Kathy Dunbar started to use New Cross library when studying in preparation for going back to work after years as a full-time mother. When she heard that the council planned to close the library in May 2011, she decided to get involved with a campaign to save the library, which eventually lobbied for it to be volunteer-run as an alternative to closure. "There's a gang culture here and this was another thing they would take away from the local children who are already deprived," she says. Having volunteered at her children's schools and at playgroups in the past, she drummed up 5,000 petition signatures in three weeks, then helped organise public meetings and negotiated a deal with the council to take on the library.
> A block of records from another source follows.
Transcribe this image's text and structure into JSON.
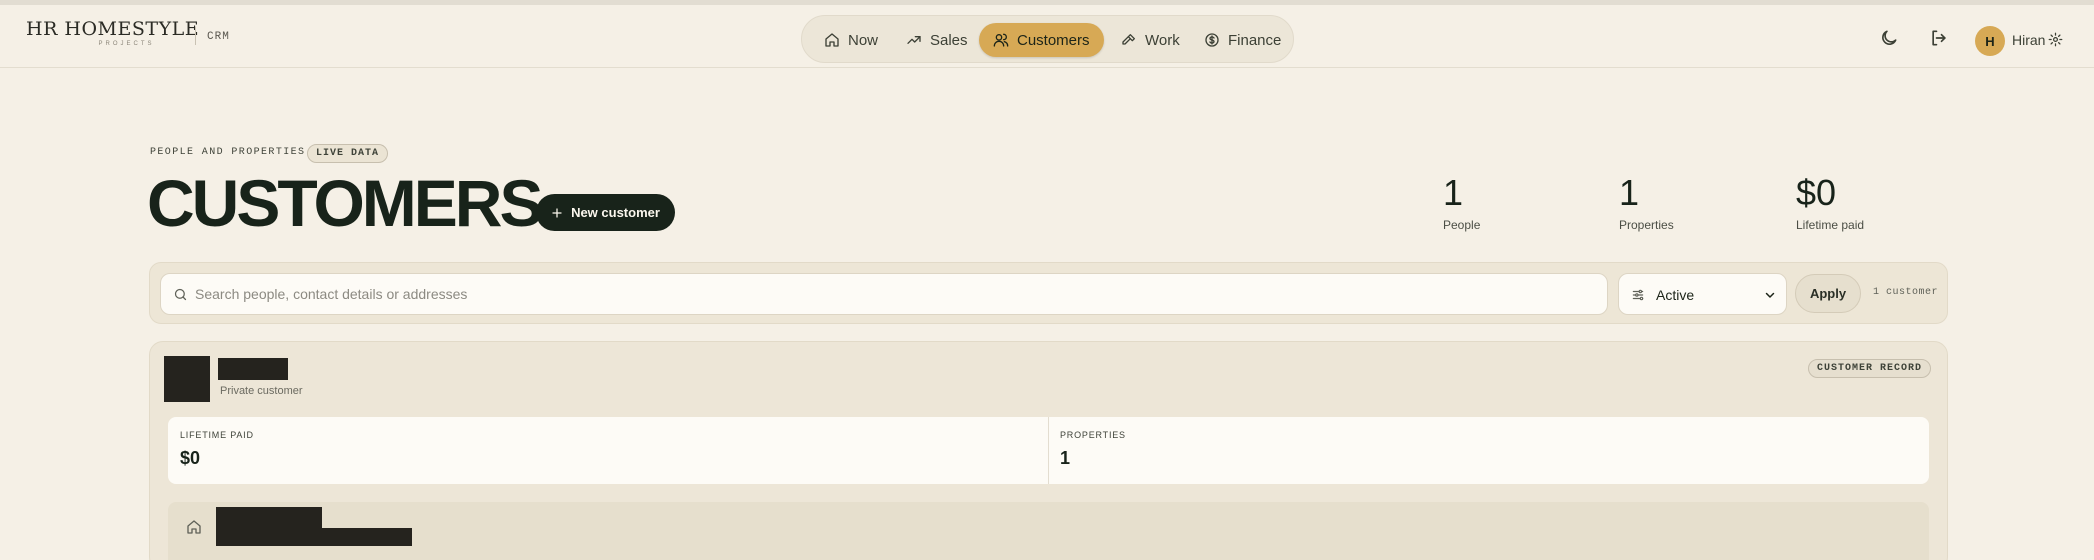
{
  "header": {
    "logo_main": "HR HOMESTYLE",
    "logo_sub": "PROJECTS",
    "app_tag": "CRM",
    "nav": [
      {
        "label": "Now",
        "icon": "home-icon"
      },
      {
        "label": "Sales",
        "icon": "trend-up-icon"
      },
      {
        "label": "Customers",
        "icon": "users-icon",
        "active": true
      },
      {
        "label": "Work",
        "icon": "hammer-icon"
      },
      {
        "label": "Finance",
        "icon": "dollar-circle-icon"
      }
    ],
    "user": {
      "initial": "H",
      "name": "Hiran"
    }
  },
  "page": {
    "eyebrow": "PEOPLE AND PROPERTIES",
    "live_badge": "LIVE DATA",
    "title": "CUSTOMERS",
    "new_button": "New customer"
  },
  "stats": [
    {
      "value": "1",
      "label": "People"
    },
    {
      "value": "1",
      "label": "Properties"
    },
    {
      "value": "$0",
      "label": "Lifetime paid"
    }
  ],
  "filters": {
    "search_placeholder": "Search people, contact details or addresses",
    "status_value": "Active",
    "apply_label": "Apply",
    "result_count": "1 customer"
  },
  "customer": {
    "type": "Private customer",
    "badge": "CUSTOMER RECORD",
    "metrics": [
      {
        "label": "LIFETIME PAID",
        "value": "$0"
      },
      {
        "label": "PROPERTIES",
        "value": "1"
      }
    ]
  },
  "colors": {
    "background": "#f5f0e6",
    "accent": "#d7a955",
    "dark": "#18231a"
  }
}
The library was renamed New Cross Learning and reopened in August 2011. Dunbar is joint volunteer manager of the library: she says she spends about 50 hours a week there. But despite the library's success, she is not keen on handing public services to volunteers. "It is not right for all libraries because they will not necessarily have volunteers or support from the community," she says. "If you get rid of libraries, they will never come back. I know we have to make cuts, but there are certain things that should not be got rid of."
David Wolstenholme, Little Chalfont Community Library
After retiring from a busy job in the City, David Wolstenholme was ready to get involved in something new. He joined the campaign to stop the closure of the library in Little Chalfont, but when this failed he got involved in the plans to run it with volunteers. Buckinghamshire County Council had initially wanted residents to be responsible for repairs and to pay for support from the library service. But since then it has become more supportive and covers part of its costs. Wolstenholme says the library's visitor numbers have risen 30 per cent since it became volunteer-run in 2007, but he says libraries should be run by councils because it is not always possible to get enough good volunteers. "Our library is in many ways better than the county library, but that's because of enthusiastic volunteers," he says. "Our argument is it's better to continue as a county library: if this is impossible, we can help with plan B."
He says volunteering at the library has made him feel more involved in the community and it has also provided local people with new opportunities. He cites the example of a woman with mental health problems who had not left her house for six months but started volunteering, initially with a helper. The experience she gained helped her to find a job.
Georgina Mullis, 70, Warmsworth Community Library, near Doncaster
An independent parish councillor, member of Warmsworth Community Partnership and volunteer fundraiser for Macmillan Cancer Support, Mullis (in yellow) has been volunteering for many years. She added to that workload about 18 months ago when she took part in a successful campaign to persuade Doncaster Council to hand her village library over to volunteers rather than close it. She says she and her 75-year-old husband, who volunteers for several of the same groups, are "very much involved" in village life and she thinks the volunteer-run library has brought the community together.
Local people have helped the library by making curtains, baking cakes and donating tea to the new cafe, and local businesses gave discounts or donated equipment. The library plays host to various groups and there are plans to launch film and beauty nights in response to requests from local young people. "Libraries used to be starched and it was all 'shhh', but it is not like that now," she says. She spends about six hours a week in the library doing "what a librarian would do", including receiving and sending books from and to other local libraries in response to readers' requests. She says the council covers almost all the library's costs and adds that having strong local groups, like the parish council, to bring the community together has helped the library to succeed.